- Materials used
- gelatin silver photograph
- 23.4 x 17.9 cm image/sheet; 29.1 x 22.5 cm card 1; 29.4 x 22.8 cm card 2
- Signature & date
Signed l.l. card 1, pencil "Cazneaux". Not dated.
- Gift of the Cazneaux family 1984
- Not on display
- Accession number
- Artist information
Works in the collection
Norman Lindsay was an eminent Australian cartoonist, etcher, novelist and print-maker who exhibited and published widely during his life. He spent much of his youth and early adulthood travelling through Europe and around Australia before settling in Springwood, New South Wales in 1911. Lindsay’s diverse outputs ranged from World War One propaganda posters for the Australian enlistment campaign to the children’s classic, ‘The Magic Pudding’ (1918) and watercolours and etchings which excited controversy 1. Cazneaux shot many portraits of Lindsay, the Lindsay family and models at the Springwood homestead. Lindsay rejected conventional modernist aesthetics in his work and he was an outspoken critic of the modernist movement 2.
Harold Cazneaux was born in Wellington, New Zealand in 1878. His parents, Pierce Mott Cazneau and Emma Florence (née Bentley) worked in commercial studios in New Zealand before returning to settle permanently in Adelaide during the early 1890s. At the age of 18 Cazneaux went to work alongside his father at Hammer & Co studio as a retoucher. He moved to Sydney in 1904 to join the larger portrait firm, Freeman’s quickly ascending to the position of ‘chief operator’ (as camera portraitists were known). Studio work was highly formulaic, with little scope for creativity. Cazneaux used his time walking to and from work to experiment with pictorialist aesthetics 3. The Photographic Society of New South Wales organised an exhibition of Cazneaux’s photographs in 1909, the first such solo exhibition of its kind in Australia. In 1916 he and fellow pictorialist photographer, Cecil Bostock founded the Sydney Camera Circle. The group was particularly interested in the how pictorialism could be adapted to and extended within an Australian context. The mechanised, standardised and frenetic pace of Freeman’s increasingly took its toll on Cazneaux’s creativity and health, and he resigned in 1917. He moved with his wife and daughters to the Sydney suburb of Roseville, and in 1920 he was employed as the official photographer for The Home magazine. This new position let him work in a varied indoor and outdoor environments. In 1938 Cazneaux was awarded an Honorary Fellow of the Royal Photographic Society of London. He continued to work until his death in 1953.

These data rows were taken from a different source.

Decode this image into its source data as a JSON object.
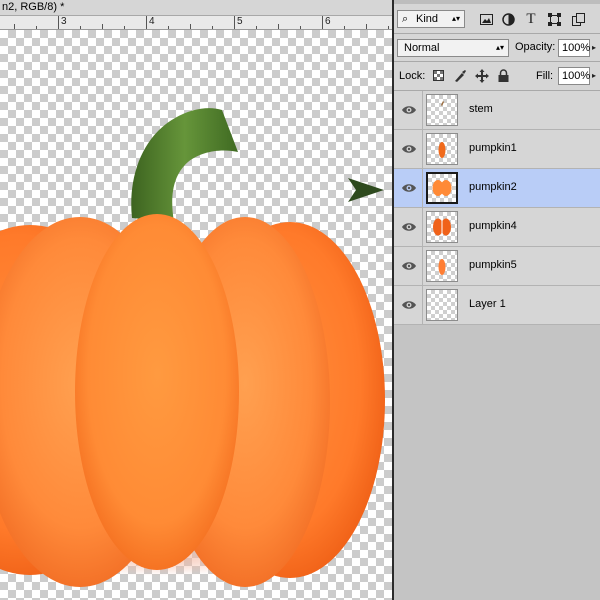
{
  "document": {
    "tab_title": "n2, RGB/8) *",
    "ruler_numbers": [
      "3",
      "4",
      "5",
      "6"
    ]
  },
  "layers_panel": {
    "filter": {
      "kind_label": "Kind",
      "icons": [
        "image-filter-icon",
        "adjustment-filter-icon",
        "type-filter-icon",
        "shape-filter-icon",
        "smart-object-filter-icon"
      ]
    },
    "blend_mode": "Normal",
    "opacity_label": "Opacity:",
    "opacity_value": "100%",
    "lock_label": "Lock:",
    "fill_label": "Fill:",
    "fill_value": "100%",
    "layers": [
      {
        "name": "stem",
        "selected": false,
        "thumb": "stem"
      },
      {
        "name": "pumpkin1",
        "selected": false,
        "thumb": "small"
      },
      {
        "name": "pumpkin2",
        "selected": true,
        "thumb": "pair"
      },
      {
        "name": "pumpkin4",
        "selected": false,
        "thumb": "pair-red"
      },
      {
        "name": "pumpkin5",
        "selected": false,
        "thumb": "small"
      },
      {
        "name": "Layer 1",
        "selected": false,
        "thumb": "empty"
      }
    ]
  },
  "colors": {
    "pumpkin": "#ff8a36",
    "pumpkin_dark": "#f2621a",
    "stem": "#4f7a2b",
    "selection": "#b9cdf7",
    "arrow": "#2e4a1e"
  }
}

1. Smith B 1986, ‘Lindsay, Norman Lafred (1879-1969)’, Australian Dictionary of Biography, http://adb.anu.edu.au/biography/lindsay-norman-alfred-7757, accessed 7 July 2016; Australian Art: Works for Academy Exhibition, ‘Sydney Morning Herald’, 6 June 1923 p 12

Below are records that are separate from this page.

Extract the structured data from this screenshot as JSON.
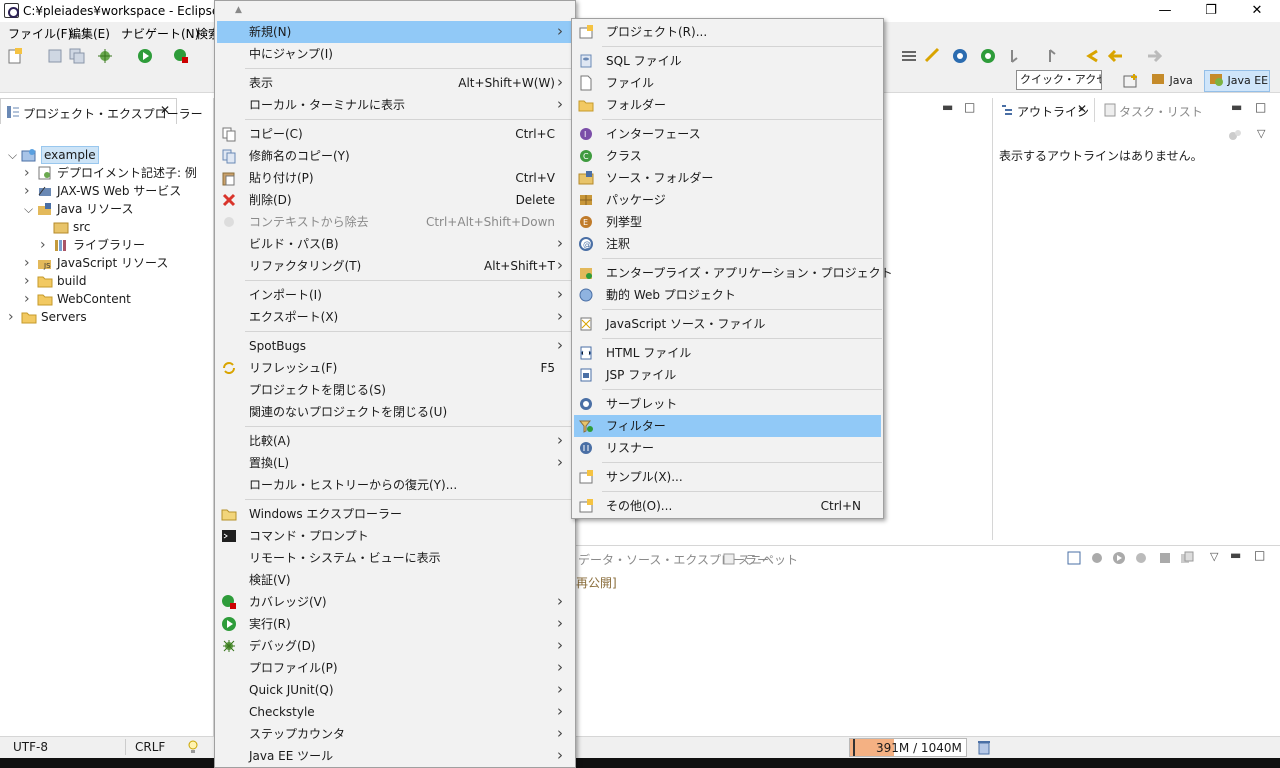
{
  "window": {
    "title": "C:¥pleiades¥workspace - Eclipse IDE",
    "minimize": "—",
    "restore": "❐",
    "close": "✕"
  },
  "menubar": [
    "ファイル(F)",
    "編集(E)",
    "ナビゲート(N)",
    "検索"
  ],
  "toolbar": {
    "quick_access": "クイック・アクセス",
    "perspective_java": "Java",
    "perspective_javaee": "Java EE"
  },
  "explorer": {
    "tab_label": "プロジェクト・エクスプローラー",
    "tree": [
      {
        "label": "example",
        "indent": 0,
        "expanded": true,
        "icon": "web-project-icon",
        "selected": true
      },
      {
        "label": "デプロイメント記述子: 例",
        "indent": 1,
        "expanded": false,
        "icon": "descriptor-icon"
      },
      {
        "label": "JAX-WS Web サービス",
        "indent": 1,
        "expanded": false,
        "icon": "webservice-icon"
      },
      {
        "label": "Java リソース",
        "indent": 1,
        "expanded": true,
        "icon": "java-resources-icon"
      },
      {
        "label": "src",
        "indent": 2,
        "expanded": null,
        "icon": "package-folder-icon"
      },
      {
        "label": "ライブラリー",
        "indent": 2,
        "expanded": false,
        "icon": "library-icon"
      },
      {
        "label": "JavaScript リソース",
        "indent": 1,
        "expanded": false,
        "icon": "js-resources-icon"
      },
      {
        "label": "build",
        "indent": 1,
        "expanded": false,
        "icon": "folder-icon"
      },
      {
        "label": "WebContent",
        "indent": 1,
        "expanded": false,
        "icon": "folder-icon"
      },
      {
        "label": "Servers",
        "indent": 0,
        "expanded": false,
        "icon": "folder-icon"
      }
    ]
  },
  "outline": {
    "tab_label": "アウトライン",
    "tab2_label": "タスク・リスト",
    "empty_message": "表示するアウトラインはありません。"
  },
  "bottom": {
    "tab_datasource": "データ・ソース・エクスプローラー",
    "tab_snippets": "スニペット",
    "content": "再公開]"
  },
  "status": {
    "encoding": "UTF-8",
    "line_ending": "CRLF",
    "heap": "391M / 1040M",
    "heap_used_fraction": 0.376
  },
  "context_menu": [
    {
      "label": "新規(N)",
      "arrow": true,
      "hl": true
    },
    {
      "label": "中にジャンプ(I)"
    },
    {
      "sep": true
    },
    {
      "label": "表示",
      "accel": "Alt+Shift+W(W)",
      "arrow": true
    },
    {
      "label": "ローカル・ターミナルに表示",
      "arrow": true
    },
    {
      "sep": true
    },
    {
      "label": "コピー(C)",
      "accel": "Ctrl+C",
      "icon": "copy-icon"
    },
    {
      "label": "修飾名のコピー(Y)",
      "icon": "copy-qualified-icon"
    },
    {
      "label": "貼り付け(P)",
      "accel": "Ctrl+V",
      "icon": "paste-icon"
    },
    {
      "label": "削除(D)",
      "accel": "Delete",
      "icon": "delete-icon"
    },
    {
      "label": "コンテキストから除去",
      "accel": "Ctrl+Alt+Shift+Down",
      "disabled": true,
      "icon": "remove-context-icon"
    },
    {
      "label": "ビルド・パス(B)",
      "arrow": true
    },
    {
      "label": "リファクタリング(T)",
      "accel": "Alt+Shift+T",
      "arrow": true
    },
    {
      "sep": true
    },
    {
      "label": "インポート(I)",
      "arrow": true
    },
    {
      "label": "エクスポート(X)",
      "arrow": true
    },
    {
      "sep": true
    },
    {
      "label": "SpotBugs",
      "arrow": true
    },
    {
      "label": "リフレッシュ(F)",
      "accel": "F5",
      "icon": "refresh-icon"
    },
    {
      "label": "プロジェクトを閉じる(S)"
    },
    {
      "label": "関連のないプロジェクトを閉じる(U)"
    },
    {
      "sep": true
    },
    {
      "label": "比較(A)",
      "arrow": true
    },
    {
      "label": "置換(L)",
      "arrow": true
    },
    {
      "label": "ローカル・ヒストリーからの復元(Y)..."
    },
    {
      "sep": true
    },
    {
      "label": "Windows エクスプローラー",
      "icon": "windows-explorer-icon"
    },
    {
      "label": "コマンド・プロンプト",
      "icon": "command-prompt-icon"
    },
    {
      "label": "リモート・システム・ビューに表示"
    },
    {
      "label": "検証(V)"
    },
    {
      "label": "カバレッジ(V)",
      "arrow": true,
      "icon": "coverage-icon"
    },
    {
      "label": "実行(R)",
      "arrow": true,
      "icon": "run-icon"
    },
    {
      "label": "デバッグ(D)",
      "arrow": true,
      "icon": "debug-icon"
    },
    {
      "label": "プロファイル(P)",
      "arrow": true
    },
    {
      "label": "Quick JUnit(Q)",
      "arrow": true
    },
    {
      "label": "Checkstyle",
      "arrow": true
    },
    {
      "label": "ステップカウンタ",
      "arrow": true
    },
    {
      "label": "Java EE ツール",
      "arrow": true
    }
  ],
  "sub_menu": [
    {
      "label": "プロジェクト(R)...",
      "icon": "project-icon"
    },
    {
      "sep": true
    },
    {
      "label": "SQL ファイル",
      "icon": "sql-file-icon"
    },
    {
      "label": "ファイル",
      "icon": "file-icon"
    },
    {
      "label": "フォルダー",
      "icon": "folder-icon"
    },
    {
      "sep": true
    },
    {
      "label": "インターフェース",
      "icon": "interface-icon"
    },
    {
      "label": "クラス",
      "icon": "class-icon"
    },
    {
      "label": "ソース・フォルダー",
      "icon": "source-folder-icon"
    },
    {
      "label": "パッケージ",
      "icon": "package-icon"
    },
    {
      "label": "列挙型",
      "icon": "enum-icon"
    },
    {
      "label": "注釈",
      "icon": "annotation-icon"
    },
    {
      "sep": true
    },
    {
      "label": "エンタープライズ・アプリケーション・プロジェクト",
      "icon": "ear-project-icon"
    },
    {
      "label": "動的 Web プロジェクト",
      "icon": "dynamic-web-project-icon"
    },
    {
      "sep": true
    },
    {
      "label": "JavaScript ソース・ファイル",
      "icon": "js-file-icon"
    },
    {
      "sep": true
    },
    {
      "label": "HTML ファイル",
      "icon": "html-file-icon"
    },
    {
      "label": "JSP ファイル",
      "icon": "jsp-file-icon"
    },
    {
      "sep": true
    },
    {
      "label": "サーブレット",
      "icon": "servlet-icon"
    },
    {
      "label": "フィルター",
      "icon": "filter-icon",
      "hl": true
    },
    {
      "label": "リスナー",
      "icon": "listener-icon"
    },
    {
      "sep": true
    },
    {
      "label": "サンプル(X)...",
      "icon": "sample-icon"
    },
    {
      "sep": true
    },
    {
      "label": "その他(O)...",
      "accel": "Ctrl+N",
      "icon": "other-icon"
    }
  ],
  "colors": {
    "highlight": "#91c9f7",
    "menu_bg": "#f2f2f2",
    "heap_bar": "#f4b183"
  }
}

2. Newton G 1988, ‘Shades of Light: Photography and Australia 1839-1988’, Australian National Gallery, Canberra p 112
3. Ibid p 85
Shown in 1 exhibition

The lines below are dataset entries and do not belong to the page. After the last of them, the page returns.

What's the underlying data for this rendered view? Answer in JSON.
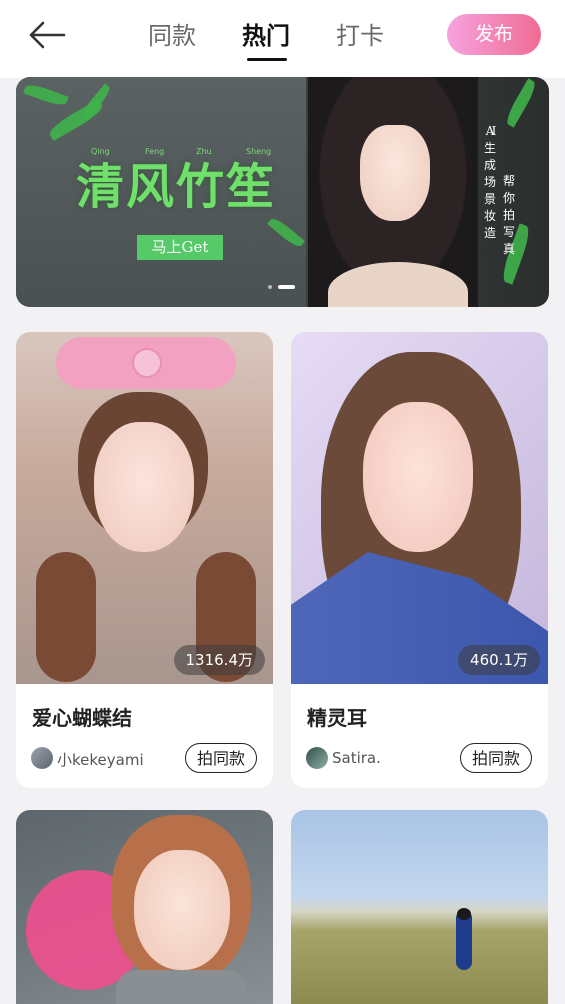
{
  "nav": {
    "tabs": [
      {
        "label": "同款"
      },
      {
        "label": "热门"
      },
      {
        "label": "打卡"
      }
    ],
    "active_tab": "热门",
    "publish_label": "发布"
  },
  "banner": {
    "title": "清风竹笙",
    "pinyin": [
      "Qing",
      "Feng",
      "Zhu",
      "Sheng"
    ],
    "cta_label": "马上Get",
    "side_text_left": [
      "A",
      "I",
      "生",
      "成",
      "场",
      "景",
      "妆",
      "造"
    ],
    "side_text_right": [
      "帮",
      "你",
      "拍",
      "写",
      "真"
    ],
    "page_index": 2,
    "page_count": 2
  },
  "cards": [
    {
      "title": "爱心蝴蝶结",
      "author": "小kekeyami",
      "views": "1316.4万",
      "action_label": "拍同款"
    },
    {
      "title": "精灵耳",
      "author": "Satira.",
      "views": "460.1万",
      "action_label": "拍同款"
    },
    {
      "title": "",
      "author": "",
      "views": "",
      "action_label": ""
    },
    {
      "title": "",
      "author": "",
      "views": "",
      "action_label": ""
    }
  ],
  "colors": {
    "publish_gradient_start": "#f6a3df",
    "publish_gradient_end": "#f06c93",
    "banner_title": "#6fe06a",
    "banner_cta": "#56c968"
  },
  "icons": {
    "back": "arrow-left-icon"
  }
}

Critic's Choice, Art Gallery of New South Wales, Sydney, 22 Apr 1994–10 Jul 1994
Referenced in 1 publication
Robert McFarlane, Critic's Choice, Sydney, 1994.
Other works by Harold Cazneaux
See all 179 works